Capitals 4, Senators 1
The Capitals came into Ottawa Thursday night in last place in the Eastern Conference and beat the NHL-leading Senators (now 13-2-0) in a 4-1 game at Scotiabank Place.
Going into this game I don't think anyone could have said they expected the Capitals to win, but I had a sneaking suspicion the team stood a better chance than most gave them. My logic? Everything has gone right for the Senators so far this season and nothing had gone right for the Capitals. Given that it just seemed like things were going to have to turn around a bit.
The struggling offense picked up four goals and in honor of a decent offensive output I'm going to break down each goal:
- 12:10 in Period 2. Kozlov from Ovechkin; Morrisonn. You could tell Kozlov was relieved after his goal - the look on his face just said "finally". By his reaction I immediately thought to myself 'This could be the play that gets him back on track'.
- 14:27 in Period 2. Backstrom from Kozlov; Nylander. Hats off to Backstrom for getting his first NHL goal. And speaking of reactions, how about his? First career NHL goal, out of midair, off the goalie's back, to put his struggling team ahead 2-0 and he gets up and skates off the ice like nothing happened. This is the same kid who's played with more poise than most veterans and who when asked if he'd seen the monuments in the D.C. responded "I came here to play hockey. I want to see the rink." He's going to be something special. He was at least a little happy about things though - I saw him crack a smile on the bench afterwards.
- 17:55 in Period 2. Fleischmann from Kozlov. Flash's goal was beautiful, as was the pass from Kozlov to set it up. What was interested was how the Sens broadcast highlighted Fleischmann's play leading up to his goal. He came off the bench, streaked into the play and called for the puck. That's a kind of confidence he simply didn't have at the season's outset.
- 16:14 of Period 3. Ovechkin from Laich. In terms of this game it was just icing on the cake. But Ovechkin had only one point in the previous four games coming into tonight; hopefully this gets him going again.
In the standings this is only two points but in the larger scheme of things it could be a lot more than that for the Capitals. The Caps were able to beat the best team in the NHL, on the road, without two of their top six forwards. And it isn't like the Caps barely managed to squeeze out a victory - they outshot the Senators and were the better team (see quote below). What this does is serve as proof to the Capitals that they can beat anybody in the NHL, and the way things have gone this team needs that confidence boost.

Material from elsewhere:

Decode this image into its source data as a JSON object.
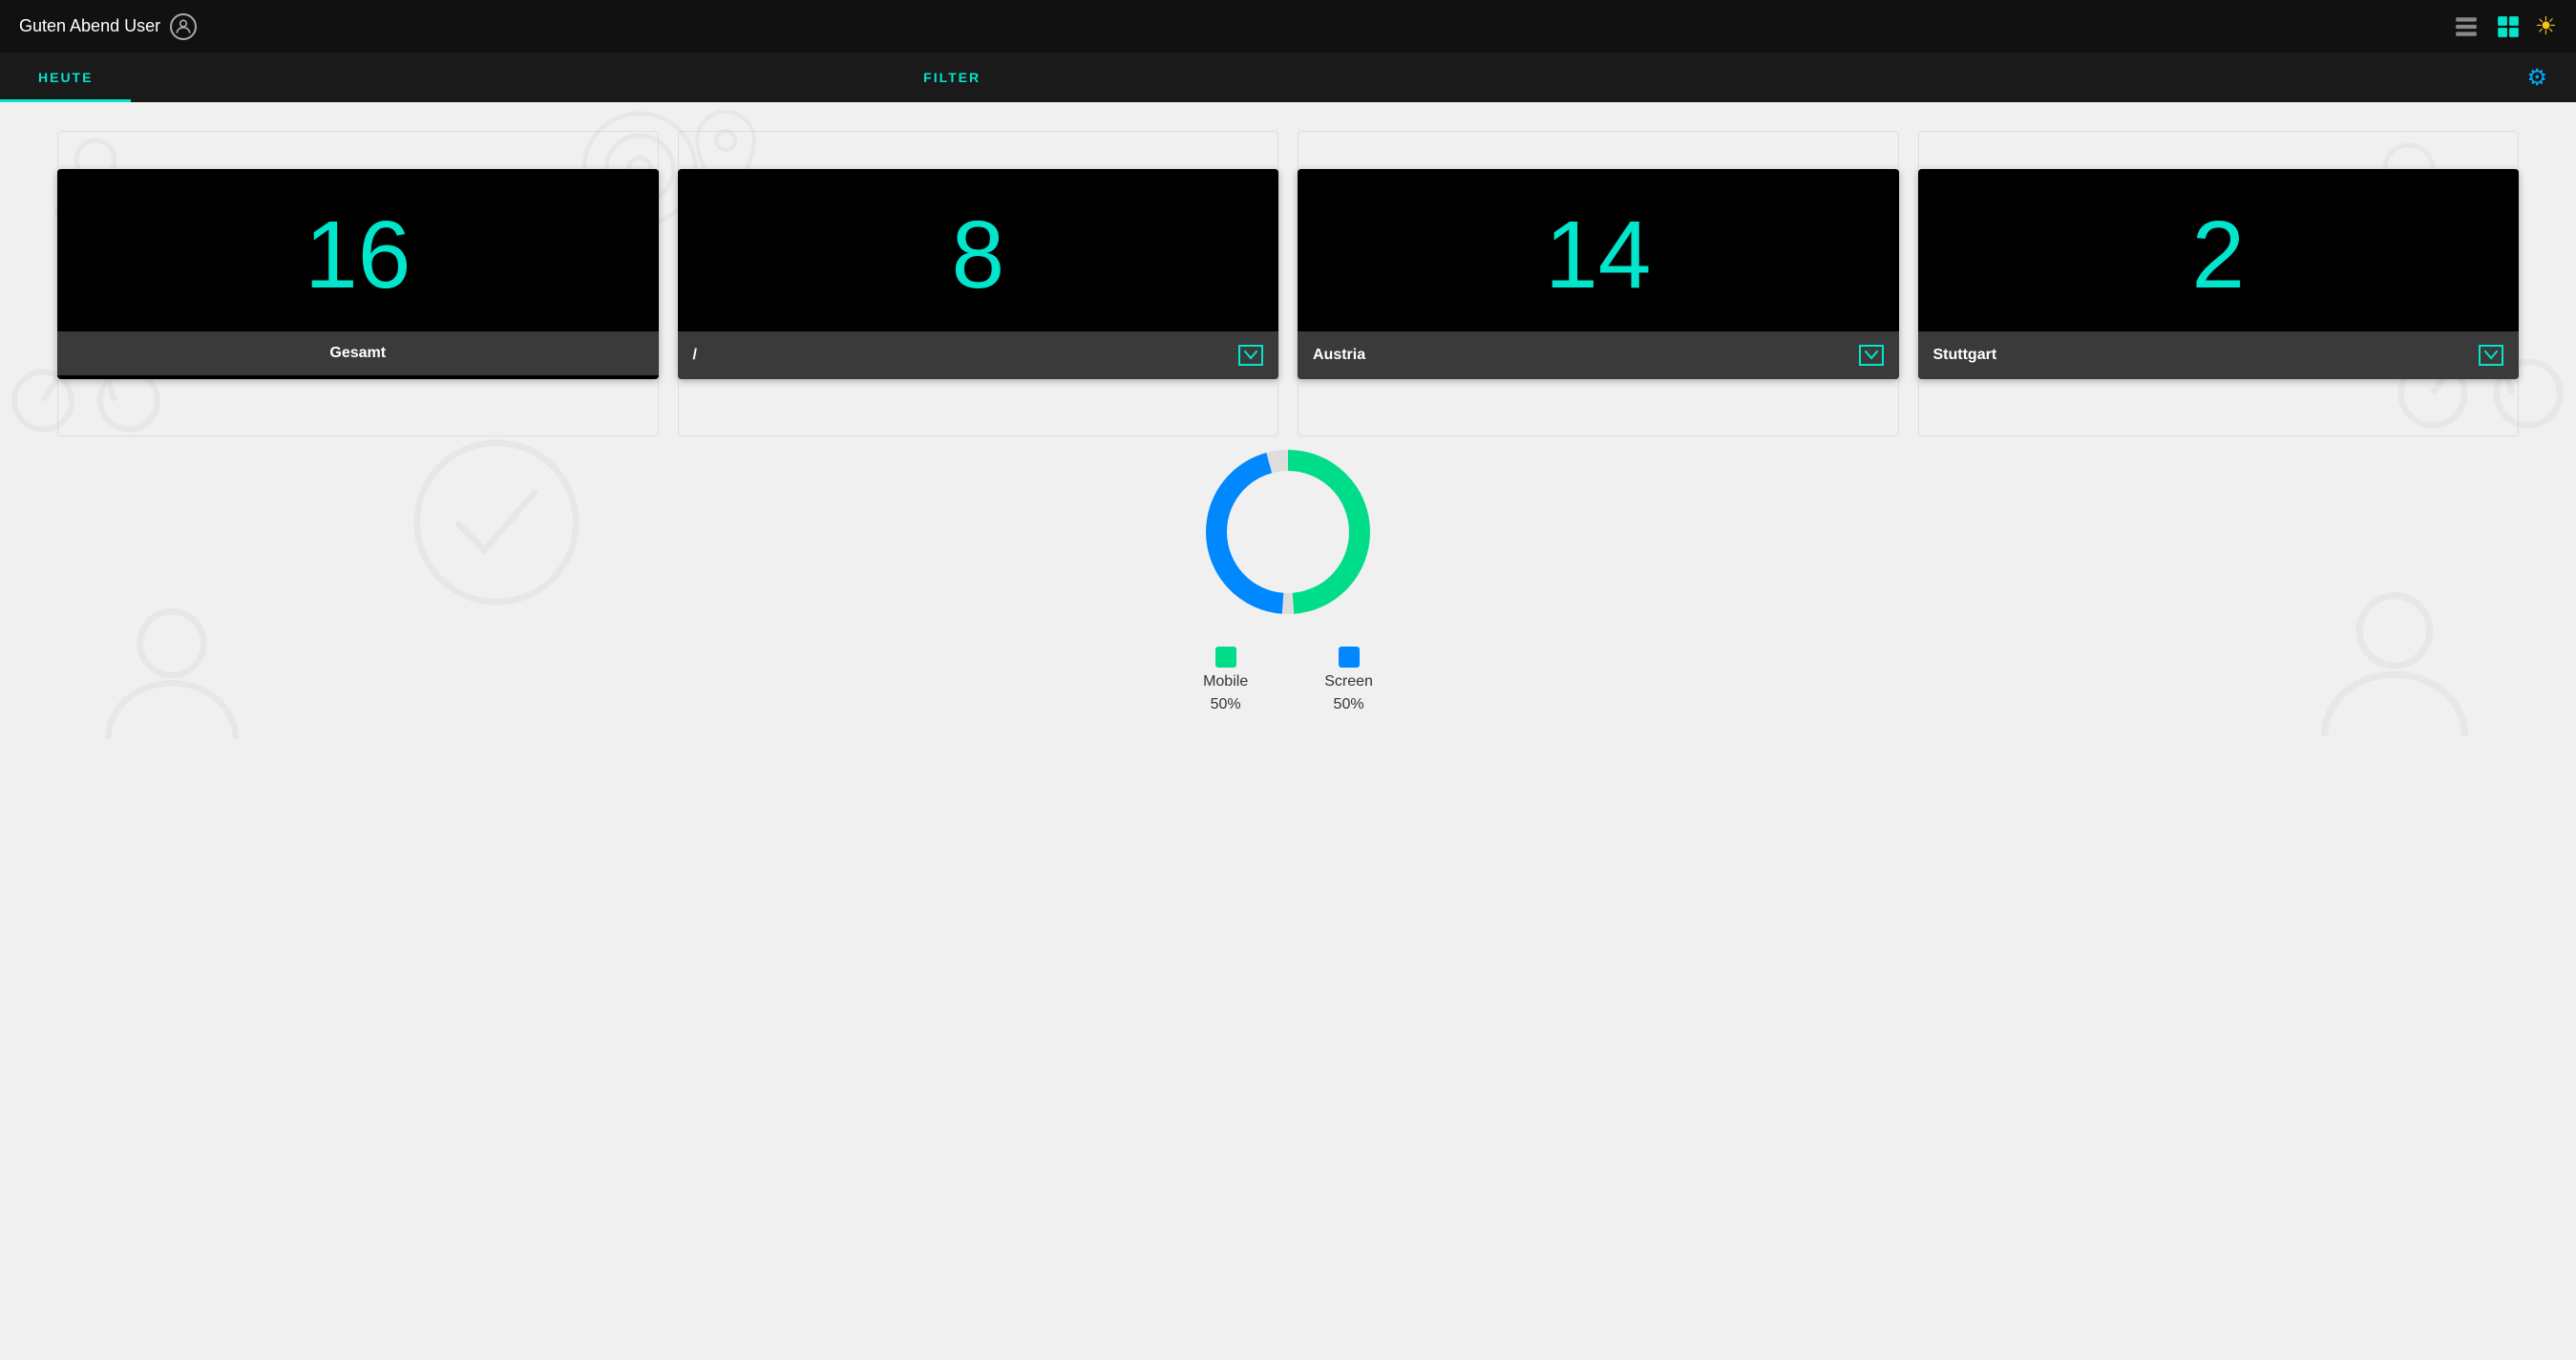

The key now is going to be taking that confidence and the solid effort in this game and using it build momentum. The Caps may only be 6-9-1, but they're also two points out of the eight spot in the East and four points out of the fifth spot. If the team is able to pick up momentum and go on a run, winning several games in a row, five out of six, seven out of nine or something like that they'll be in a nice spot. Obviously in any case there's a lot of hockey left in the 2007-08 season but that doesn't mean it wouldn't be nice to be sitting at a playoff spot after 25 or 30 games.
Next up? Tampa Bay (1-7 -0 on the road), Saturday night, in D.C.
The Senators' television announcers were full of good points about the Capitals tonight:
- "I don't think it's fair to judge this team without their captain Chris Clark and Alexander Semin."
- "You have to feel like this is a better team that their record indicates."
- "If just one or two bounces go the Capitals way in close games this season, they're looking a lot better."
The Capitals [fully] deserved the win. They were the better team tonight.
- A number of the Caps younger players who I thought had looked shaky are looking better every game, particularly Schultz and Fleischmann. I'm willing to bet it has a lot to do with Glen Hanlon.
- Chris Bourque has looked real solid so far. He can obviously skate, looks like he has a good skill set, seems like a smart player and doesn't shy away from contact. It's not like he came out of nowhere though - he was picked 34th overall despite being only 5'6'' or 5'7'' before people realized just how much the game would change to make size less important after the lockout. I don't know that he's ready for full time NHL duty yet once Semin and Clark come back but he sure doesn't seem far away.